───── EXCERPTED RECORDS

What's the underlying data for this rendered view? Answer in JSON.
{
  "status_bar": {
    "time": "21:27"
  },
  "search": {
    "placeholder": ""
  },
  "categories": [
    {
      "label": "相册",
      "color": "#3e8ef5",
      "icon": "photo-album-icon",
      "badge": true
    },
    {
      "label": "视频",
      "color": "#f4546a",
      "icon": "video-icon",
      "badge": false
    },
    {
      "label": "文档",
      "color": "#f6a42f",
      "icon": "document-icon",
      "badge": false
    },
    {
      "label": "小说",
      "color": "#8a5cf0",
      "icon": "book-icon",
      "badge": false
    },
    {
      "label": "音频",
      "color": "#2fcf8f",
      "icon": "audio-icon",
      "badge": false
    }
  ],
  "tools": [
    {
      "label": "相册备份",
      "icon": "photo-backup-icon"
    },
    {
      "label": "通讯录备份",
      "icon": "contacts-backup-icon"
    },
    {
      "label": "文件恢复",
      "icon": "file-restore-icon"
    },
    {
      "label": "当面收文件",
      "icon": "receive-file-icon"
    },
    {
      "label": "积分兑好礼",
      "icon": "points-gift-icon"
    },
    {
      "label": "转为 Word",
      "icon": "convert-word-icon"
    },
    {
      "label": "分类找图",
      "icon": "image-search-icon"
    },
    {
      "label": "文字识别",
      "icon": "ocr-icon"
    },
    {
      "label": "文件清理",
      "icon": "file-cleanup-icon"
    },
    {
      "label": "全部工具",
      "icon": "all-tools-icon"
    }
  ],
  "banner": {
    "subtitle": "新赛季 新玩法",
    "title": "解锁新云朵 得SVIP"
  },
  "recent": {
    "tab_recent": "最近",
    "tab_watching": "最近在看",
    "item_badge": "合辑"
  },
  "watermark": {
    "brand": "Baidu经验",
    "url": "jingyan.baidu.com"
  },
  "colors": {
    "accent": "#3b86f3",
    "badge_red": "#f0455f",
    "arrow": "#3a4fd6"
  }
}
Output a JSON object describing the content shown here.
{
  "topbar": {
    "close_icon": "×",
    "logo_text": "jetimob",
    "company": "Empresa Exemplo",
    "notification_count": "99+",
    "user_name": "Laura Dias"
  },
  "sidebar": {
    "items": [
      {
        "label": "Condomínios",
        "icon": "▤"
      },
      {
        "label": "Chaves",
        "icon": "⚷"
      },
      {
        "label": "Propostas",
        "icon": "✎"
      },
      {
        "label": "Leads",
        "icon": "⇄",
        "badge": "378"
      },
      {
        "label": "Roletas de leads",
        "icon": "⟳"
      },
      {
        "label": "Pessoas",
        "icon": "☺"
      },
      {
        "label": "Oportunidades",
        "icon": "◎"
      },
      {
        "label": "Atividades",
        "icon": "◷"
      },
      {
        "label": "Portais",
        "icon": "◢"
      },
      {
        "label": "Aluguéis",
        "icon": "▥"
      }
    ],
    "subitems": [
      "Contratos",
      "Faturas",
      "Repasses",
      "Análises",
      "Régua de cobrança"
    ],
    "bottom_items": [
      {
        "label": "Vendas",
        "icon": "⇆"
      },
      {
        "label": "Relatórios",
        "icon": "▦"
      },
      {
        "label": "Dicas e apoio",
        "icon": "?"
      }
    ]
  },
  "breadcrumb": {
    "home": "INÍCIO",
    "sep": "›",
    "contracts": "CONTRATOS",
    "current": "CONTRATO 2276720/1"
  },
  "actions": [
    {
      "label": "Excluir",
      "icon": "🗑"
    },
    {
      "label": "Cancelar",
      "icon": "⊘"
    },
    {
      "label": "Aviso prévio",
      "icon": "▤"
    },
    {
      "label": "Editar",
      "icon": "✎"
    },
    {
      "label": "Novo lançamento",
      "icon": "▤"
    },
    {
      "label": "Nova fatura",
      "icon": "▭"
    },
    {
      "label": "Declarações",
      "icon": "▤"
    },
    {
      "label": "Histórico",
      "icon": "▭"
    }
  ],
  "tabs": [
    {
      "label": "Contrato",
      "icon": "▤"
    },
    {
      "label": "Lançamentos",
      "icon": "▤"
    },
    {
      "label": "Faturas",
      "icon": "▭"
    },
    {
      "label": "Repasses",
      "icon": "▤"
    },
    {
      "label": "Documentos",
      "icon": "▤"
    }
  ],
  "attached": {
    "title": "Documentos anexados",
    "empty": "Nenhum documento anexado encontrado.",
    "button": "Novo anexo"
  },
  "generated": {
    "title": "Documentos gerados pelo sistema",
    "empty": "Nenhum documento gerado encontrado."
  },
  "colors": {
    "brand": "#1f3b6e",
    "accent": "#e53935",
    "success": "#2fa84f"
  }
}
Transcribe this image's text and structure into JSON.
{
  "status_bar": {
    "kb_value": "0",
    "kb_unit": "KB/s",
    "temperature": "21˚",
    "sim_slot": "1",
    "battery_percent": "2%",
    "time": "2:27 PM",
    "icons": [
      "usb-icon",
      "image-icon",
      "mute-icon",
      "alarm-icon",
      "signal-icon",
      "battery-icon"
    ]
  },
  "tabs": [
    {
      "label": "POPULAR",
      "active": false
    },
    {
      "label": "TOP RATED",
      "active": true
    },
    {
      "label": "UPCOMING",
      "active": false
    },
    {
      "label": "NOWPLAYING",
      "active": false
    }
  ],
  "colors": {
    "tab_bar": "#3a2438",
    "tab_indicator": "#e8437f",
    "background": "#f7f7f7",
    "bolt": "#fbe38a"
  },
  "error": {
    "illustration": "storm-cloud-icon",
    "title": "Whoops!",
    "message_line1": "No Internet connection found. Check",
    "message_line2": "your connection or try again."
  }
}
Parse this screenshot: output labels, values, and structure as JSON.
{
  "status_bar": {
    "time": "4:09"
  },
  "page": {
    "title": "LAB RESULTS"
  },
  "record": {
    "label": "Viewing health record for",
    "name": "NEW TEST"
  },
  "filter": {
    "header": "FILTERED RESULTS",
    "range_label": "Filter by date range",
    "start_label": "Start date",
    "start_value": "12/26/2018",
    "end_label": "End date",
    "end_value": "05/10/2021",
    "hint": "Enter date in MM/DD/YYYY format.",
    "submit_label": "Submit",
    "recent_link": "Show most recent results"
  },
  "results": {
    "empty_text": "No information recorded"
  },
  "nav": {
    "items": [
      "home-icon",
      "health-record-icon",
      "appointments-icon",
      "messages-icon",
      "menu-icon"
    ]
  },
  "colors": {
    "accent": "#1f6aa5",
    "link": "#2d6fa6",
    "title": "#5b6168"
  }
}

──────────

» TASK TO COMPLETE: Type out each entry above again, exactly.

» TASK ANSWER:
What's the underlying data for this rendered view? Answer in JSON.
{
  "status_bar": {
    "time": "21:27"
  },
  "search": {
    "placeholder": ""
  },
  "categories": [
    {
      "label": "相册",
      "color": "#3e8ef5",
      "icon": "photo-album-icon",
      "badge": true
    },
    {
      "label": "视频",
      "color": "#f4546a",
      "icon": "video-icon",
      "badge": false
    },
    {
      "label": "文档",
      "color": "#f6a42f",
      "icon": "document-icon",
      "badge": false
    },
    {
      "label": "小说",
      "color": "#8a5cf0",
      "icon": "book-icon",
      "badge": false
    },
    {
      "label": "音频",
      "color": "#2fcf8f",
      "icon": "audio-icon",
      "badge": false
    }
  ],
  "tools": [
    {
      "label": "相册备份",
      "icon": "photo-backup-icon"
    },
    {
      "label": "通讯录备份",
      "icon": "contacts-backup-icon"
    },
    {
      "label": "文件恢复",
      "icon": "file-restore-icon"
    },
    {
      "label": "当面收文件",
      "icon": "receive-file-icon"
    },
    {
      "label": "积分兑好礼",
      "icon": "points-gift-icon"
    },
    {
      "label": "转为 Word",
      "icon": "convert-word-icon"
    },
    {
      "label": "分类找图",
      "icon": "image-search-icon"
    },
    {
      "label": "文字识别",
      "icon": "ocr-icon"
    },
    {
      "label": "文件清理",
      "icon": "file-cleanup-icon"
    },
    {
      "label": "全部工具",
      "icon": "all-tools-icon"
    }
  ],
  "banner": {
    "subtitle": "新赛季 新玩法",
    "title": "解锁新云朵 得SVIP"
  },
  "recent": {
    "tab_recent": "最近",
    "tab_watching": "最近在看",
    "item_badge": "合辑"
  },
  "watermark": {
    "brand": "Baidu经验",
    "url": "jingyan.baidu.com"
  },
  "colors": {
    "accent": "#3b86f3",
    "badge_red": "#f0455f",
    "arrow": "#3a4fd6"
  }
}
Output a JSON object describing the content shown here.
{
  "topbar": {
    "close_icon": "×",
    "logo_text": "jetimob",
    "company": "Empresa Exemplo",
    "notification_count": "99+",
    "user_name": "Laura Dias"
  },
  "sidebar": {
    "items": [
      {
        "label": "Condomínios",
        "icon": "▤"
      },
      {
        "label": "Chaves",
        "icon": "⚷"
      },
      {
        "label": "Propostas",
        "icon": "✎"
      },
      {
        "label": "Leads",
        "icon": "⇄",
        "badge": "378"
      },
      {
        "label": "Roletas de leads",
        "icon": "⟳"
      },
      {
        "label": "Pessoas",
        "icon": "☺"
      },
      {
        "label": "Oportunidades",
        "icon": "◎"
      },
      {
        "label": "Atividades",
        "icon": "◷"
      },
      {
        "label": "Portais",
        "icon": "◢"
      },
      {
        "label": "Aluguéis",
        "icon": "▥"
      }
    ],
    "subitems": [
      "Contratos",
      "Faturas",
      "Repasses",
      "Análises",
      "Régua de cobrança"
    ],
    "bottom_items": [
      {
        "label": "Vendas",
        "icon": "⇆"
      },
      {
        "label": "Relatórios",
        "icon": "▦"
      },
      {
        "label": "Dicas e apoio",
        "icon": "?"
      }
    ]
  },
  "breadcrumb": {
    "home": "INÍCIO",
    "sep": "›",
    "contracts": "CONTRATOS",
    "current": "CONTRATO 2276720/1"
  },
  "actions": [
    {
      "label": "Excluir",
      "icon": "🗑"
    },
    {
      "label": "Cancelar",
      "icon": "⊘"
    },
    {
      "label": "Aviso prévio",
      "icon": "▤"
    },
    {
      "label": "Editar",
      "icon": "✎"
    },
    {
      "label": "Novo lançamento",
      "icon": "▤"
    },
    {
      "label": "Nova fatura",
      "icon": "▭"
    },
    {
      "label": "Declarações",
      "icon": "▤"
    },
    {
      "label": "Histórico",
      "icon": "▭"
    }
  ],
  "tabs": [
    {
      "label": "Contrato",
      "icon": "▤"
    },
    {
      "label": "Lançamentos",
      "icon": "▤"
    },
    {
      "label": "Faturas",
      "icon": "▭"
    },
    {
      "label": "Repasses",
      "icon": "▤"
    },
    {
      "label": "Documentos",
      "icon": "▤"
    }
  ],
  "attached": {
    "title": "Documentos anexados",
    "empty": "Nenhum documento anexado encontrado.",
    "button": "Novo anexo"
  },
  "generated": {
    "title": "Documentos gerados pelo sistema",
    "empty": "Nenhum documento gerado encontrado."
  },
  "colors": {
    "brand": "#1f3b6e",
    "accent": "#e53935",
    "success": "#2fa84f"
  }
}
Transcribe this image's text and structure into JSON.
{
  "status_bar": {
    "kb_value": "0",
    "kb_unit": "KB/s",
    "temperature": "21˚",
    "sim_slot": "1",
    "battery_percent": "2%",
    "time": "2:27 PM",
    "icons": [
      "usb-icon",
      "image-icon",
      "mute-icon",
      "alarm-icon",
      "signal-icon",
      "battery-icon"
    ]
  },
  "tabs": [
    {
      "label": "POPULAR",
      "active": false
    },
    {
      "label": "TOP RATED",
      "active": true
    },
    {
      "label": "UPCOMING",
      "active": false
    },
    {
      "label": "NOWPLAYING",
      "active": false
    }
  ],
  "colors": {
    "tab_bar": "#3a2438",
    "tab_indicator": "#e8437f",
    "background": "#f7f7f7",
    "bolt": "#fbe38a"
  },
  "error": {
    "illustration": "storm-cloud-icon",
    "title": "Whoops!",
    "message_line1": "No Internet connection found. Check",
    "message_line2": "your connection or try again."
  }
}
Parse this screenshot: output labels, values, and structure as JSON.
{
  "status_bar": {
    "time": "4:09"
  },
  "page": {
    "title": "LAB RESULTS"
  },
  "record": {
    "label": "Viewing health record for",
    "name": "NEW TEST"
  },
  "filter": {
    "header": "FILTERED RESULTS",
    "range_label": "Filter by date range",
    "start_label": "Start date",
    "start_value": "12/26/2018",
    "end_label": "End date",
    "end_value": "05/10/2021",
    "hint": "Enter date in MM/DD/YYYY format.",
    "submit_label": "Submit",
    "recent_link": "Show most recent results"
  },
  "results": {
    "empty_text": "No information recorded"
  },
  "nav": {
    "items": [
      "home-icon",
      "health-record-icon",
      "appointments-icon",
      "messages-icon",
      "menu-icon"
    ]
  },
  "colors": {
    "accent": "#1f6aa5",
    "link": "#2d6fa6",
    "title": "#5b6168"
  }
}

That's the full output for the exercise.